EXHIBIT NO.

DESCRIPTION

 

 

EX-99(d)(xliii)

Investment Management Agreement between Registrant, on behalf of Franklin FTSE Saudi Arabia ETF and Franklin Advisers, Inc. dated September 25, 2018

 

 

EX-99(e)(i)

Distribution Agreement, between the Registrant and Franklin Templeton Distributors, Inc. dated April 18, 2016 with an Amended Exhibit A dated September 6, 2018

 

 

EX-99(g)(ii)

Amended Appendix A dated July 26, 2018 to the Master Custodian Agreement between Registrant and State Street Bank and Trust Company dated April 18, 2016

 

 

EX-99(g)(iii)

Amendment to State Street Fund Connect Agreement dated April 16, 2016, as amended September 13, 2018

 

 

EX-99(h)(i)

Sub-Contract for Fund Administrative Services between Franklin Advisers, Inc. and Franklin Templeton Services, LLC dated April 18, 2016 with an Amended Exhibit A dated September 6, 2018

 

 

EX-99(h)(ii)

Sub-Contract for Administration and Fund Accounting Services between State Street Bank and Trust Company and Franklin Templeton Services, LLC dated April 18, 2016 with an Amended Schedule A dated September 6, 2018

 

 

EX-99(h)(iii)

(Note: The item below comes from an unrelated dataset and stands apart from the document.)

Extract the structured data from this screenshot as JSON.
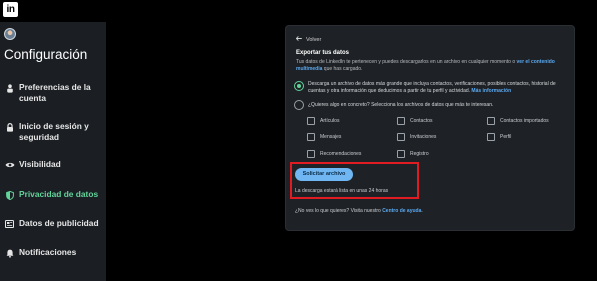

Amendment to Sub-Contract for Administration and Fund Accounting Services between State Street Bank and Trust Company and Franklin Templeton Services, LLC dated April 18, 2016 and Amended as of December 29, 2017

 

 

EX-99(h)(iv)

Amendment to Sub-Contract for Administration and Fund Accounting Services between State Street Bank and Trust Company and Franklin Templeton Services, LLC dated April 18, 2016 and Amended as of December 29, 2017 with an Amended Annex 1 dated August 21, 2018

 

 

EX-99(h)(v)

Transfer Agency and Service Agreement between Registrant and State Street Bank and Trust Company dated April 18, 2016 with an Amended Schedule A dated September 6, 2018

 

 

EX-99(h)(vi)

Index Sub-License Agreement between Registrant and Franklin Templeton Companies, LLC dated April 18, 2016

 

 

EX-99(h)(vii)

Index Sub-License Agreement between Registrant and Franklin Templeton Companies, LLC dated February 16, 2017

 

 

EX-99(h)(viii)

Index Sub-License Agreement between Registrant and Franklin Templeton Companies, LLC dated August 29, 2017

 

 

EX-99(i)(viii)

Opinion and Consent of Counsel dated September 7, 2018 with respect to Franklin FTSE Saudi Arabia ETF

 

 

EX-99(m)(i)

Distribution Plan pursuant to Rule 12b-1 dated April 18, 2016 with an Amended Exhibit A dated September 6, 2018